Strategies for Women to Succeed in Fintech

There is no one-size-fits-all answer to the question of how women can succeed in fintech, as success in this industry depends on a variety of factors. However, there are some general strategies that women entrepreneurs can use to increase their chances of success in fintech.

One important strategy is to build a strong team of experts who can advise and support you as you navigate the fintech landscape. This team should include people with experience in both the financial sector and the technology sector, as well as people who understand the unique challenges faced by women entrepreneurs.

Another key strategy is to focus on building relationships with other women in the fintech industry. These relationships can provide valuable networking opportunities, mentorship, and support. Additionally, collaborating with other women in fintech can help increase visibility for your business and improve your chances of success.

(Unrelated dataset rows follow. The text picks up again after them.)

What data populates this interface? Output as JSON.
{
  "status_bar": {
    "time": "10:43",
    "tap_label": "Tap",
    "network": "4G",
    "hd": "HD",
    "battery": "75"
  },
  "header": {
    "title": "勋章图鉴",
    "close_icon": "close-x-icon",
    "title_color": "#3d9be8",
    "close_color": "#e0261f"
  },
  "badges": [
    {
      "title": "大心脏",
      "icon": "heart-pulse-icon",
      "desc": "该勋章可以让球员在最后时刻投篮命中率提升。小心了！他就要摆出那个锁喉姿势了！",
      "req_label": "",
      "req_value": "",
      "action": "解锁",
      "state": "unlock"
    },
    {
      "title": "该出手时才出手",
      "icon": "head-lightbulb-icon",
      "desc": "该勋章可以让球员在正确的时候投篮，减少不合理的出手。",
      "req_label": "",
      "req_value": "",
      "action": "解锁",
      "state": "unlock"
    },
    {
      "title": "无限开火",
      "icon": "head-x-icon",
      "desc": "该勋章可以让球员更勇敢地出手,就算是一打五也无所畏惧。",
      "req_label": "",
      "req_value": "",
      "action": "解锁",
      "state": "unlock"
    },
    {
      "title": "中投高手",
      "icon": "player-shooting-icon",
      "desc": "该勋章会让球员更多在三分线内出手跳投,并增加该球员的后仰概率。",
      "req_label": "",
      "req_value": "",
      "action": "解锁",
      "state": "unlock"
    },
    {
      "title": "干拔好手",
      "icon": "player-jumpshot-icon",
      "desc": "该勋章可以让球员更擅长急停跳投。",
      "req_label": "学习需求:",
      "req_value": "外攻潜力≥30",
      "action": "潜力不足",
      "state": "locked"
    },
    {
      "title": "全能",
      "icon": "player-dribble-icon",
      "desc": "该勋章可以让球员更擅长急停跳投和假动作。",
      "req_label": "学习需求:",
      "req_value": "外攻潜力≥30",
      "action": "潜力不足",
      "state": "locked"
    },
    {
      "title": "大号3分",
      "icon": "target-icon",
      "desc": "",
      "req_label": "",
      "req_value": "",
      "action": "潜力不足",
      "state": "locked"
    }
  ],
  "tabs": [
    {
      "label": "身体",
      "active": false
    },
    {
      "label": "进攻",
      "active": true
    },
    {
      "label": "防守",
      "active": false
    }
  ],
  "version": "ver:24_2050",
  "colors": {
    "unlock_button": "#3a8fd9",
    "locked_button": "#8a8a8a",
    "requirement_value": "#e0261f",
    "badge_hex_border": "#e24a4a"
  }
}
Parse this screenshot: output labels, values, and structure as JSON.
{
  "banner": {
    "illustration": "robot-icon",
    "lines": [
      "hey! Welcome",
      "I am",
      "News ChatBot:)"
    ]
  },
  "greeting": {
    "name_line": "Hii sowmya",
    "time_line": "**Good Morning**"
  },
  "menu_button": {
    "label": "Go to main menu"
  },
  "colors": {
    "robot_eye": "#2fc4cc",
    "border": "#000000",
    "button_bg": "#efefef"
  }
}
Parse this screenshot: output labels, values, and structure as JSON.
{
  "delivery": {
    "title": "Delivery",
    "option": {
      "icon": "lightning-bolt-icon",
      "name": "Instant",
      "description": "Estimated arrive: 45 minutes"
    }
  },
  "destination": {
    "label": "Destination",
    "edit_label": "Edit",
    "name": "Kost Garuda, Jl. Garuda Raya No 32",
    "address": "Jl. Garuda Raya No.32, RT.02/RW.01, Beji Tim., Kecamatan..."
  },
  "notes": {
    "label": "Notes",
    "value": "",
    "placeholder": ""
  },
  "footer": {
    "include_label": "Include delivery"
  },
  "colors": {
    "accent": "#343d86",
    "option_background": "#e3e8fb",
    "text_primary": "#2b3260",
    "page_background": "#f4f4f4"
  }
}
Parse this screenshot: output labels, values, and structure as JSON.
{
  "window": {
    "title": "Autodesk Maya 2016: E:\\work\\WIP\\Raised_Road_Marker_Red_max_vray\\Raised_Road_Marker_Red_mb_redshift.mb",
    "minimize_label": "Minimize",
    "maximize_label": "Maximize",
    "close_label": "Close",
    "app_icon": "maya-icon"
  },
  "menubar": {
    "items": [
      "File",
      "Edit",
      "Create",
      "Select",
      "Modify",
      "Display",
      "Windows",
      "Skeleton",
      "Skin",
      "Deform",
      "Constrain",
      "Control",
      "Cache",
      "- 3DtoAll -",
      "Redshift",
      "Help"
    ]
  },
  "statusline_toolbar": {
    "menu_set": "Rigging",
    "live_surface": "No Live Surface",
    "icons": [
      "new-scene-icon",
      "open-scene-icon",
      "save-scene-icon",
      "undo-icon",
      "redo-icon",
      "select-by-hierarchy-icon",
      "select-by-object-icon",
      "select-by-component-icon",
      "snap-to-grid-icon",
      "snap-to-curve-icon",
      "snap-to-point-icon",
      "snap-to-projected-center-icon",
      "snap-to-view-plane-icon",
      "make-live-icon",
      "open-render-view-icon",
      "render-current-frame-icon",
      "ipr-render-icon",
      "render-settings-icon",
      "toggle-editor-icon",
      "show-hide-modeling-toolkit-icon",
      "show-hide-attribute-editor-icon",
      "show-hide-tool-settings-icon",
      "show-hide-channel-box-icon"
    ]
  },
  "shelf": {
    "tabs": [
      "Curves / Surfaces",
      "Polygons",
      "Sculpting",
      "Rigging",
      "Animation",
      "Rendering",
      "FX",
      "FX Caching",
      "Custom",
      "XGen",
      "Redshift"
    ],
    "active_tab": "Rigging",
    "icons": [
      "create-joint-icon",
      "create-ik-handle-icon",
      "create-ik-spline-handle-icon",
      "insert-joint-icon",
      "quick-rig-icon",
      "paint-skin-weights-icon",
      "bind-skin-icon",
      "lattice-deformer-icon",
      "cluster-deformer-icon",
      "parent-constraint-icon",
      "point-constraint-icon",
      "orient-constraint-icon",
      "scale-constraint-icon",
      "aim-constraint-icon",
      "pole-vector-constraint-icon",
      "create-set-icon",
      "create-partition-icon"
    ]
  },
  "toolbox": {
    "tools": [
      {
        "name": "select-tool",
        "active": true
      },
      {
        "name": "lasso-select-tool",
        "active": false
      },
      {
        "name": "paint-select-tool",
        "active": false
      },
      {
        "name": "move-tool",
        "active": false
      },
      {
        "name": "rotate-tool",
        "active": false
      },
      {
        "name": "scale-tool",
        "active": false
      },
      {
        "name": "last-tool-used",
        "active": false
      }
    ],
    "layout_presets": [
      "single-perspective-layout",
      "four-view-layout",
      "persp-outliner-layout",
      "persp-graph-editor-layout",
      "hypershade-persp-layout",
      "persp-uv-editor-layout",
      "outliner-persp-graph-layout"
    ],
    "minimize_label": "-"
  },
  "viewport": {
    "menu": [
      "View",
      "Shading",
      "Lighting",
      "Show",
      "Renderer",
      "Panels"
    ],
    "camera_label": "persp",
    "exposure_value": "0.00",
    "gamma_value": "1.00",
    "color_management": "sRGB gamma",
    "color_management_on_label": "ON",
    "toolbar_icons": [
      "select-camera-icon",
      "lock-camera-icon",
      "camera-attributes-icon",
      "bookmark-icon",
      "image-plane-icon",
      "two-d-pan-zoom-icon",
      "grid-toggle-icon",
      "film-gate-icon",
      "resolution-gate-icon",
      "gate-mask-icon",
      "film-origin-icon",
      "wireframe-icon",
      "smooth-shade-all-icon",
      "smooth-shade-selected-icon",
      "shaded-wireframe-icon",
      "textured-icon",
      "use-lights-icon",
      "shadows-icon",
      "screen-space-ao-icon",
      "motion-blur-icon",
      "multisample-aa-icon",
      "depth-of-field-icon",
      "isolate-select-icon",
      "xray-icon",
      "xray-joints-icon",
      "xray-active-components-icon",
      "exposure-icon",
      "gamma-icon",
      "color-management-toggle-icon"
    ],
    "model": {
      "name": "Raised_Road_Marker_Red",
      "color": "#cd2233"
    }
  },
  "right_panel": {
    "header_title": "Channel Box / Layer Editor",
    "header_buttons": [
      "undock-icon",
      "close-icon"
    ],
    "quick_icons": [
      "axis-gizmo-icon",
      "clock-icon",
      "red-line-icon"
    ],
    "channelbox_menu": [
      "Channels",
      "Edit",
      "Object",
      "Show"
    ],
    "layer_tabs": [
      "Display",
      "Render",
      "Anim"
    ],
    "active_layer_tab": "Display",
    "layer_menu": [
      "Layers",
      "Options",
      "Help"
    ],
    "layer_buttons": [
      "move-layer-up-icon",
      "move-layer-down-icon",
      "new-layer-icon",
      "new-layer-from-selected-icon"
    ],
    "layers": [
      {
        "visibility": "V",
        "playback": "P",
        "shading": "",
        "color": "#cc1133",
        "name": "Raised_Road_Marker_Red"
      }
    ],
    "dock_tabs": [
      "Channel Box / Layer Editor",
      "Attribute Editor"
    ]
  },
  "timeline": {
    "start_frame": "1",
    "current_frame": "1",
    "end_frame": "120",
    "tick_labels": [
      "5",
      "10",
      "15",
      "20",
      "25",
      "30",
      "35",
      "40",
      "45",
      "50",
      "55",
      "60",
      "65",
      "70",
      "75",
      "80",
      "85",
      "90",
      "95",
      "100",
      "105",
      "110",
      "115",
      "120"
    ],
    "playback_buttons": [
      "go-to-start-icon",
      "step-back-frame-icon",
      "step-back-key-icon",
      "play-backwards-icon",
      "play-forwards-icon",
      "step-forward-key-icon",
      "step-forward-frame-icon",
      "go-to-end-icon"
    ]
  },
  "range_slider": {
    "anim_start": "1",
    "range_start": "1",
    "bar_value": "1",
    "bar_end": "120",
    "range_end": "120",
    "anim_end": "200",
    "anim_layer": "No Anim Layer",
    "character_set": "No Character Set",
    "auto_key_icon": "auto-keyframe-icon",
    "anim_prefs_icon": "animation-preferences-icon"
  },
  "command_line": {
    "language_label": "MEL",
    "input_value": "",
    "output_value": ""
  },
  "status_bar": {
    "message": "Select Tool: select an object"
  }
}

Finally, it is important to stay up to date on the latest trends and developments in both the financial sector and the technology sector. This will help you identify new opportunities for your business and ensure that you are using the best possible technology to meet your customers’ needs.

Examples of Successful Women Entrepreneurs in Africa’s Fintech scene

There are many successful women entrepreneurs in Africa’s fintech scene. One such entrepreneur is Wala co-founder and CEO Tricia Martinez. Martinez is a passionate advocate for financial inclusion and has been working to provide affordable financial services to the underbanked and unbanked in Africa for over a decade.

Another successful woman entrepreneur in Africa’s fintech scene is Y Combinator alumna Keshia Ashely Ebong. Ebong is the founder and CEO of Paystack, a leading payments platform in Nigeria that enables businesses to easily accept and process online payments. Paystack was acquired by Stripe in 2020 for $200 million.

Ebong is one of many examples of successful women entrepreneurs in Africa who are making a significant impact in the fintech industry. These women are not only changing the landscape of finance in Africa, but they are also empowering other women to pursue their entrepreneurial dreams.

Resources for Aspiring Women Entrepreneurs in Africa’s Fintech Industry

If you’re an aspiring woman entrepreneur in Africa’s fintech industry, there are a few resources that can help you get started. One is the African Women in FinTech & Inclusion Network (AWFIN), which is a professional network for women working in or interested in Africa’s financial technology sector. They offer resources, networking opportunities, and events to help members grow their businesses.

Another great resource is The Female Founders Fund (FFF), which is a venture capital fund that invests in early-stage companies founded by women. They have a strong focus on investing in women of color and women-led teams in Africa and other emerging markets.

If you’re looking for mentorship and support, the Women Entrepreneurship Platform (WEP) offers resources, training, and networking opportunities for women entrepreneurs across Africa. WEP also has a business incubation program that provides access to funding, workspace, and other resources to help startups grow.

Conclusion

Women entrepreneurs are playing a vital role in Africa’s fintech industry. They are disrupting the traditional financial services sector by launching innovative technologies and creating new opportunities for women to engage in the digital economy. By taking advantage of this trend, African women can gain access to better financial products, more secure investments and increased economic independence—all while helping to shape the future of African finance. In doing so, they bring invaluable insight into what consumers need on the continent and lead by example as successful businesswomen. Their efforts help drive forward economic growth and development throughout Africa’s diverse markets, giving them an important place in both local economies and global trends.